The series in this exhibition offer an opportunity to examine the relationship of time to photography and to explore the ways in which photographers have created extended sequences of photographs to expand the pictorial and conceptual boundaries of their work.
In 1922, Alfred Stieglitz made a series of photographs of the sky at his summer home in Lake George, New York. Exhibited the following year to great acclaim at the Andersen Galleries in New York, this serieswhich Stieglitz titled Music: A Sequence of Ten Cloud Photographs or Clouds in Ten Movementsexplores the possibilities of abstraction in photographs of the natural world.
In 1940, Ansel Adams paid homage to Stieglitz in his five-part series Surf Sequence, San Mateo Coast, California. Like his renowned mentor, Adams photographed a landscape he knew wellthe coastline south of his home in San Francisco. Looking down from a high elevation, he made a sequence of photographs that recorded the rhythmic pattern of waves breaking on the shore. With each image taken from the same spot, the series reveals the temporal dynamism of nature.
More than 50 years later, Robert Adams explored the same subject in a series of six photographs, Southwest from the South Jetty, Clatsop County, Oregon, 1990 AF, taken at the estuary where the Columbia River empties into the Pacific Ocean.
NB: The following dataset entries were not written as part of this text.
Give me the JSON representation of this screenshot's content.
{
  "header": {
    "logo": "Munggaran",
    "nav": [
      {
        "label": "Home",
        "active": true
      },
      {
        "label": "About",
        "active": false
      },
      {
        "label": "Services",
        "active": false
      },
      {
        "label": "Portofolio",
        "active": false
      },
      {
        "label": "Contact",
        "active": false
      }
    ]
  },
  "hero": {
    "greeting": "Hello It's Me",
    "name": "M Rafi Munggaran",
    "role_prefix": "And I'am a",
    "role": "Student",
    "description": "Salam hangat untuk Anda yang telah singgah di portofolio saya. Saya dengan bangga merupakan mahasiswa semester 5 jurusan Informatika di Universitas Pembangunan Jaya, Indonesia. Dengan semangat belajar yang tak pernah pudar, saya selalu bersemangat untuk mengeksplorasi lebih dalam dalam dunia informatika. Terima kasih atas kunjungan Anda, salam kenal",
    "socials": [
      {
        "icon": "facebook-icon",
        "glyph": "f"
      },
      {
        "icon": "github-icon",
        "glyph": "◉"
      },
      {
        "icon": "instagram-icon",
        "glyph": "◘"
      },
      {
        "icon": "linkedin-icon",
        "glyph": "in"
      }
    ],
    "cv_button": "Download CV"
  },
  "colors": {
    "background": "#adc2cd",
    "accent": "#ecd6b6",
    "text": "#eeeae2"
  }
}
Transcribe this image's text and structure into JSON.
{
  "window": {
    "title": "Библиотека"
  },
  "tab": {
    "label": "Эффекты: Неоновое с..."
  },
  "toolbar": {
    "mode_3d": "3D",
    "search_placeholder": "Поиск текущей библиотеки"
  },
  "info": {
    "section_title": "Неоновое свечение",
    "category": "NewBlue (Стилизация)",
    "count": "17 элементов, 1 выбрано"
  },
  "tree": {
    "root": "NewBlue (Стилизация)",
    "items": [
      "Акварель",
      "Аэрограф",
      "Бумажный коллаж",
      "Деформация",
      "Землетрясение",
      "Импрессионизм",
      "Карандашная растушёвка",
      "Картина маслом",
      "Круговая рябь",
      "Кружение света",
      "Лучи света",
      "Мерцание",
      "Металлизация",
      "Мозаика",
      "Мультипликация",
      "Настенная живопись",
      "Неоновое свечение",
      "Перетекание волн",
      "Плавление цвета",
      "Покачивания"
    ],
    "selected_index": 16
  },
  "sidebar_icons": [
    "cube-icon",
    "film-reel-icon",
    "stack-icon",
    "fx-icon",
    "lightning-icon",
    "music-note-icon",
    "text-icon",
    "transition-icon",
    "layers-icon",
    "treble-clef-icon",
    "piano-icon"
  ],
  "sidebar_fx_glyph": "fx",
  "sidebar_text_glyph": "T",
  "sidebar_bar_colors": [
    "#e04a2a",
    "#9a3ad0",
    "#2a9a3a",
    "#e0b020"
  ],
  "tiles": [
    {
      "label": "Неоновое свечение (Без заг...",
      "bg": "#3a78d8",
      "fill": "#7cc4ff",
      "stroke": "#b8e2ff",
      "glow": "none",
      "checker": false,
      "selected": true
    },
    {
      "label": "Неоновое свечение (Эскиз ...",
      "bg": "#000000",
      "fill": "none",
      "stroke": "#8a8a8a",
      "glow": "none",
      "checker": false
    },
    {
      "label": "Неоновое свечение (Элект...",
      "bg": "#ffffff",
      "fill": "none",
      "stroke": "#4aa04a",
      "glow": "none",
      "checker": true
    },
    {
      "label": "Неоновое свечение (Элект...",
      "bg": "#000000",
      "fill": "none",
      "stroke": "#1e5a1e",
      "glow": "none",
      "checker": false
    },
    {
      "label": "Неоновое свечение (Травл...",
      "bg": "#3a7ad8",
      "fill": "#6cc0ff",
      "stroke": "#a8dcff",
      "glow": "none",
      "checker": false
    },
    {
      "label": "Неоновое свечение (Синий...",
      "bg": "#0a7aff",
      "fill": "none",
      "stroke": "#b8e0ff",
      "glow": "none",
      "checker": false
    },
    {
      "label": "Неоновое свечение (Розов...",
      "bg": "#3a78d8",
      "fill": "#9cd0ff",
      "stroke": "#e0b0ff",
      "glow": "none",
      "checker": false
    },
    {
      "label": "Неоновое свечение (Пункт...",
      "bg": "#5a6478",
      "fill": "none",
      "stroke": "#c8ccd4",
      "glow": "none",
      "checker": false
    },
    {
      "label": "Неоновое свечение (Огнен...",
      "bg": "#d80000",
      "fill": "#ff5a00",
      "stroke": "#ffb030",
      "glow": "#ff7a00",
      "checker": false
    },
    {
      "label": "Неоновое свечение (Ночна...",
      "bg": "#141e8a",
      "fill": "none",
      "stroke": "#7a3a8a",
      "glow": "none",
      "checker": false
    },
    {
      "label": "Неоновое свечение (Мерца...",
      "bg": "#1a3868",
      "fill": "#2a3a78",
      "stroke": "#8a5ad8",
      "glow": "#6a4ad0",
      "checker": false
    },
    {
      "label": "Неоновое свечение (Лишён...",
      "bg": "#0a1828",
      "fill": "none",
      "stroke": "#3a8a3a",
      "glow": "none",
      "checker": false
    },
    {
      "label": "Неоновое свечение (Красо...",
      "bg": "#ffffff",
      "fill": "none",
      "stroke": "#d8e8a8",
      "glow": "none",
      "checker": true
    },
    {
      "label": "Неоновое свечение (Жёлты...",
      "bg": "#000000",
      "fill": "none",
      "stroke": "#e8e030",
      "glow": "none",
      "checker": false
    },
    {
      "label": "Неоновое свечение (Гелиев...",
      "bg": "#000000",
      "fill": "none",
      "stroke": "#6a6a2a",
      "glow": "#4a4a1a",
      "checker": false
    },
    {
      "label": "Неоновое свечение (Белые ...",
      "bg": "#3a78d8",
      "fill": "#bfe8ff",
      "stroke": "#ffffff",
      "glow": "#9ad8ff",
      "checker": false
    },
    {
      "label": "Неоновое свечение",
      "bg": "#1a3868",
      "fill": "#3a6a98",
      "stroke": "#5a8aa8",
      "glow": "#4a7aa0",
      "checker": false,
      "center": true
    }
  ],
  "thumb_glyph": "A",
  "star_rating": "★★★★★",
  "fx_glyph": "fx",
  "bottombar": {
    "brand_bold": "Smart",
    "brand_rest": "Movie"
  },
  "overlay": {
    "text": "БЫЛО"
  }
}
Best known for his photographs of the collision between contemporary society and the landscape of the American West, Adams, in this series, approaches an abstract and ethereal sensibility that conveys the quiet sublimity of nature.
Stieglitz's series has an almost musical structure, as the series title indicates. Although composed of blocks of bold, abstract forms, Ansel Adams' sequencethe only one he ever madeis the most narrative of the three. Shadows from the cliff on which he stands indicate that all the photographs were made within a few minutes. The sequence itself charts an actual progression of time. Robert Adams' series is the most tranquil. Consisting of six very similar images, the sequence has no obvious musical, literal, or narrative progression, but together they evoke a state of calm meditation.
The exhibition was organized by Sarah Greenough, senior curator of photographs at the National Gallery of Art, Washington.